On our way to South Dakota from Colorado our GPS in the RV took us on a dirt road for 16 miles, where we did not see another vehicle, and don’t know why it took us this route. It was terrible for both the RV and the Jeep’s hood were blasted with rocks. Finally we arrived at the KOA in Hot Springs, thankful to be there after the worst drive ever!! Hot Springs does have warm springs which were considered sacred by the Native Americans. The city of Hot Springs developed in the 1880s as a resort community, with visitors drawn to the restorative and curative properties of its mineral springs. One can visit the hot springs today at the Evans Plunge built in 1890, with its naturally warm 87 degree spring water. We walked through the historic city center taking many photos of the beautiful wall murals and many unique sandstone buildings. Hot Springs is also home of a US Department of Veterans Affairs Hospital, designated a National Historic Landmark in 2011 for its architecture and history. We walked up the hill to view the hospital, formerly known as the Battle Mountain Sanitarium, the 100-bed center was built in 1907 to treat former soldiers suffering from rheumatism or tuberculosis, believed to be treatable by the region’s mineral springs and the thin dry air. Continue reading

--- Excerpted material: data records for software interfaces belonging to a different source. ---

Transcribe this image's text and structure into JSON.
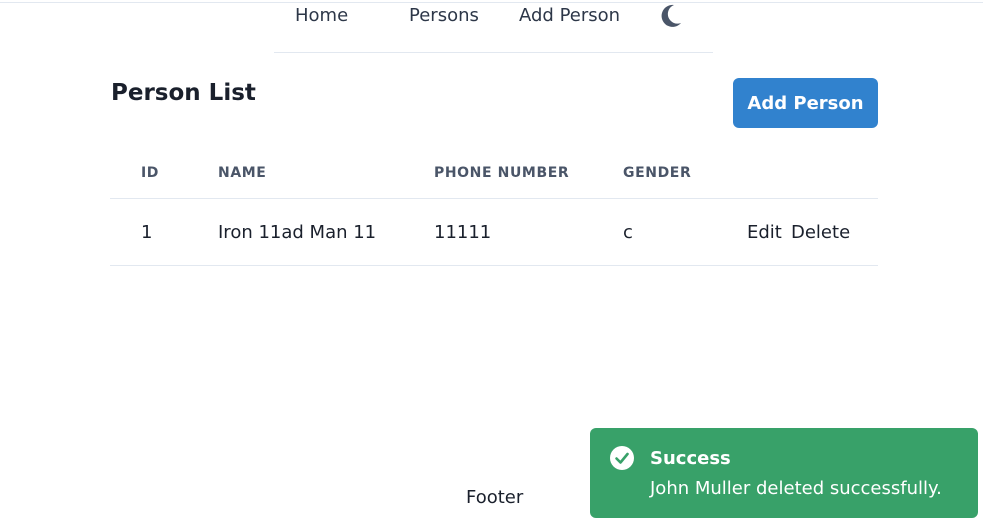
{
  "nav": {
    "home": "Home",
    "persons": "Persons",
    "add_person": "Add Person",
    "theme_icon": "moon-icon"
  },
  "page": {
    "title": "Person List",
    "add_button": "Add Person"
  },
  "table": {
    "headers": [
      "ID",
      "NAME",
      "PHONE NUMBER",
      "GENDER"
    ],
    "rows": [
      {
        "id": "1",
        "name": "Iron 11ad Man 11",
        "phone": "11111",
        "gender": "c",
        "edit": "Edit",
        "delete": "Delete"
      }
    ]
  },
  "footer": {
    "text": "Footer"
  },
  "toast": {
    "icon": "check-circle-icon",
    "title": "Success",
    "message": "John Muller deleted successfully.",
    "color": "#38a169"
  },
  "colors": {
    "accent": "#3182ce",
    "success": "#38a169"
  }
}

Our drive home took us through Custer State Park, a wildlife reserve, it encompasses 71,000 acres of spectacular terrain and an abundance of wildlife including 1500 free roaming bison. We were lucky today to see a herd of these buffalo crossing the road. Continue reading
Friday, August 15th, we drove south to Hot Springs and the Black Hills Wild Horse Sanctuary, which covers 11,000 acres of land and has over 500 rescued mustangs running free. We arrived just in time for the 11:00, 2-hour tour to experience the horses up close. The Institute of Range and American Mustang (IRAM) founded by Dayton O Hyde in 1988 is a non-profit organization registered in the state of South Dakota. Over 25 years ago Dayton left his ranch in Oregon and headed off to find a place in the West where there was land enough and grass enough to set-up a wild horse sanctuary so that the unadoptable horses could run wild and free. The Bureau of Land Management (BLM) round up and capture the wild horses with helicopters because their numbers on the range have exceeded their food supply and place them in holding facilities. These horses are born to be wild and are meant to be free. Dayton wanted to help the horses to escape. Continue reading
All Aboard the 1880 TRAIN!!!
Thursday, August 14th, Happy Birthday Bob! Today Bob wanted to ride the 1880 Train, powered by steam, the 2-hour, 20 mile round trip from Hill City to Keystone winds through the Black Hills National Forest. Hill City, the western terminus and headquarters of the 1880 Train, began in 1875 as a placer mining camp. The town boomed in the 1880s as the headquarters for the tin mining company and again in the 1930s with the CCC camps. Now tourism has kept Hill City busy in the summer. In the summer of 1957 the sound of a steam locomotive whistle returned to the central Black Hills of South Dakota, known as the 1880 TRAIN. We arrived early to watch the steam engine filling with water as the Conductor made sure everything was in top form. When it left the Station the steam engine started up the 4 to 6 percent grade and climbed to the top of Tin Mill Hill where we could see ruins of the Good Luck Mine, which flourished during both World Wars. Looking across Palmer Gulch we could see Harney Peak, at 7,242 feet, the highest point between the Rocky Mountains and the Alps. We arrived in Keystone and spent time exploring the town. Continue reading
Wednesday, Aug. 13th, we headed out to see the Badlands of South Dakota. We stopped at Wall to visit the Wall Drug Store, the #1 roadside attraction in America with a frontier town, 26 retail departments, arcade, animated T-Rex, gem panning and lots more. It was too much to take in all at once so we continued on to the Badlands. Continue reading
Saturday, Aug 9th, we drove into Rapid City to explore the town. We did the downtown walking tour of the Presidents. Bronze statues of our nations Presidents line the street corners of downtown Rapid City. Each depicts a president in different poses, emphasizing some unique aspect of their personality. Bob’s favorite was President Reagan wearing a cowboy hat. The Presidents are life-size, the book is full of fun facts mixed with traditional history. Continue reading
Monday, August 3rd, on our way to Rapid City, South Dakota, to get the Sherpa registered in our new home state. Unfortunately we are arriving the same week as the Sturgis Rally when almost 500,000 motorcyclists will move into Stugis and the surrounding area. We are staying for a week at the Americas Campground and Lodging in Box Elder, and we were very lucky to get in here. There is so much to see here in the Black Hills and our first stop is to visit Mount Rushmore National Memorial. Continue reading